§ Data excerpts:
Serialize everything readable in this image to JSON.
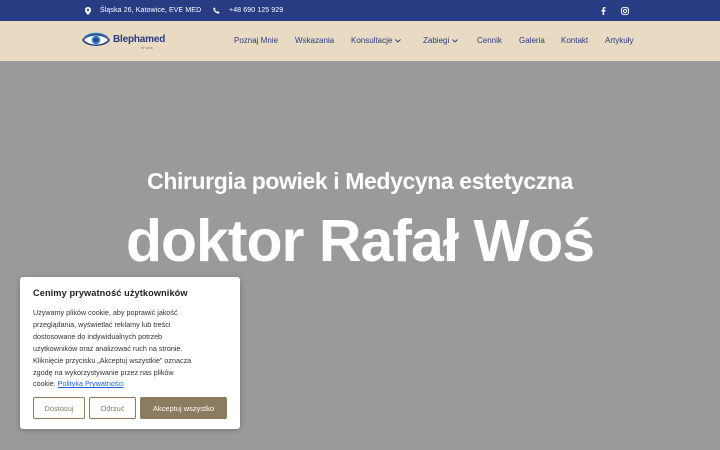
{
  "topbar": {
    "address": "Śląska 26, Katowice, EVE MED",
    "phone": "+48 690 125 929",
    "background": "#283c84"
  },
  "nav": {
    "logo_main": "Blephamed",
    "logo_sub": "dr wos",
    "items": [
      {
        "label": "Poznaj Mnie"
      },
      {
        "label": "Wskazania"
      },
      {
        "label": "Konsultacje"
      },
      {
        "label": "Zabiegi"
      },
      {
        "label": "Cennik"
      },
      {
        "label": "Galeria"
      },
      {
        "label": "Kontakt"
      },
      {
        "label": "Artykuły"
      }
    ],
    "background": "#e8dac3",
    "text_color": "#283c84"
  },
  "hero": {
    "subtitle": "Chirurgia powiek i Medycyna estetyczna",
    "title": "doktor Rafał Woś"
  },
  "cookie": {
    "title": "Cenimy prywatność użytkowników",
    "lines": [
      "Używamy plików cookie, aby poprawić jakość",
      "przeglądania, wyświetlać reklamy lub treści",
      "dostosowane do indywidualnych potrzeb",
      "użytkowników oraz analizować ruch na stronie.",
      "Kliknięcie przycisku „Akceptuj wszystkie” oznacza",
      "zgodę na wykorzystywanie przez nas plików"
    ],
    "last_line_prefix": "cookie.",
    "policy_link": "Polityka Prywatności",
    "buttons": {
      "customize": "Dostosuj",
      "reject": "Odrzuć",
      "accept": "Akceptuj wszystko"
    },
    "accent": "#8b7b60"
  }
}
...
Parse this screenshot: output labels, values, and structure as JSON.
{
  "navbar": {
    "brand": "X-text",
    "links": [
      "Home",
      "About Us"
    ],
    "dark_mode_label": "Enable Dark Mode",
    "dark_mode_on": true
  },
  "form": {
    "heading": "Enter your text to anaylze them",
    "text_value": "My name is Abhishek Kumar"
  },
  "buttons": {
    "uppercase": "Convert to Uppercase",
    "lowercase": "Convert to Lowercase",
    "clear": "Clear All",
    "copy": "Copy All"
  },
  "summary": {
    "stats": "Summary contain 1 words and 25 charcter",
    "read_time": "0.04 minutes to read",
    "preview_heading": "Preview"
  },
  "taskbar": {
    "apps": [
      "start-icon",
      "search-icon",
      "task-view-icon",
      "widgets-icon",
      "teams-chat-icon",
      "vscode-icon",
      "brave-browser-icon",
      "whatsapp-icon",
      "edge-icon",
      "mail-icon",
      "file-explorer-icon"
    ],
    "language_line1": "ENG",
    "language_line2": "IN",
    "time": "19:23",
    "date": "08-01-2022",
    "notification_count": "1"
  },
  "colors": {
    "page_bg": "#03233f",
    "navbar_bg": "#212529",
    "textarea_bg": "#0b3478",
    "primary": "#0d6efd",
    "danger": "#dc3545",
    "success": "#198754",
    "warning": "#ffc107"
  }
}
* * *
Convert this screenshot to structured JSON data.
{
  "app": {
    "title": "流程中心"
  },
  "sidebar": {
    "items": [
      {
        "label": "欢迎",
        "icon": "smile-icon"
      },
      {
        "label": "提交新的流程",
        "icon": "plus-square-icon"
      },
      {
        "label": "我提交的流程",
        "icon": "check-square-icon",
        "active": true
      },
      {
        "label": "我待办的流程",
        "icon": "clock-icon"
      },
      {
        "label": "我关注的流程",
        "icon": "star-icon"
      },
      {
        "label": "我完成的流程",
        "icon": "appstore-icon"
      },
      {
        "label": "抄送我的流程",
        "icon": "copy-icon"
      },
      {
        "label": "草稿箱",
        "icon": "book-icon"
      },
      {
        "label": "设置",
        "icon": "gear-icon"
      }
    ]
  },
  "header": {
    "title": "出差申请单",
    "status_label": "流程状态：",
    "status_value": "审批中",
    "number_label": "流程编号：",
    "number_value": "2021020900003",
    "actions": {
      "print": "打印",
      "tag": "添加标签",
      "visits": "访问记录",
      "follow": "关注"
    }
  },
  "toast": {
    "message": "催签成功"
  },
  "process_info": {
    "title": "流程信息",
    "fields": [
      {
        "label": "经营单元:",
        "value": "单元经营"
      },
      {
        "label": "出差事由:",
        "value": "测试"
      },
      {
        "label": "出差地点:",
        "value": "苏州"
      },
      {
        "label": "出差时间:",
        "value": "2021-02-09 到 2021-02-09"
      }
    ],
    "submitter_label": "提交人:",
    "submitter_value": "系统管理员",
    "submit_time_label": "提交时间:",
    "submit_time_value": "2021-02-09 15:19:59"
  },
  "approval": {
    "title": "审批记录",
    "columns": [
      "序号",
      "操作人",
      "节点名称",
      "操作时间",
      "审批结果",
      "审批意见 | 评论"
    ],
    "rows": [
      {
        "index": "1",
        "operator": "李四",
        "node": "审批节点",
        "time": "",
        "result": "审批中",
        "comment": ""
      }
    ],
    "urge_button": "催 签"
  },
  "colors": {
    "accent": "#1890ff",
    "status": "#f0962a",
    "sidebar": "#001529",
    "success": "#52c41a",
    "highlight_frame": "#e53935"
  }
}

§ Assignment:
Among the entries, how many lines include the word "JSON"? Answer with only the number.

§ Response below:
3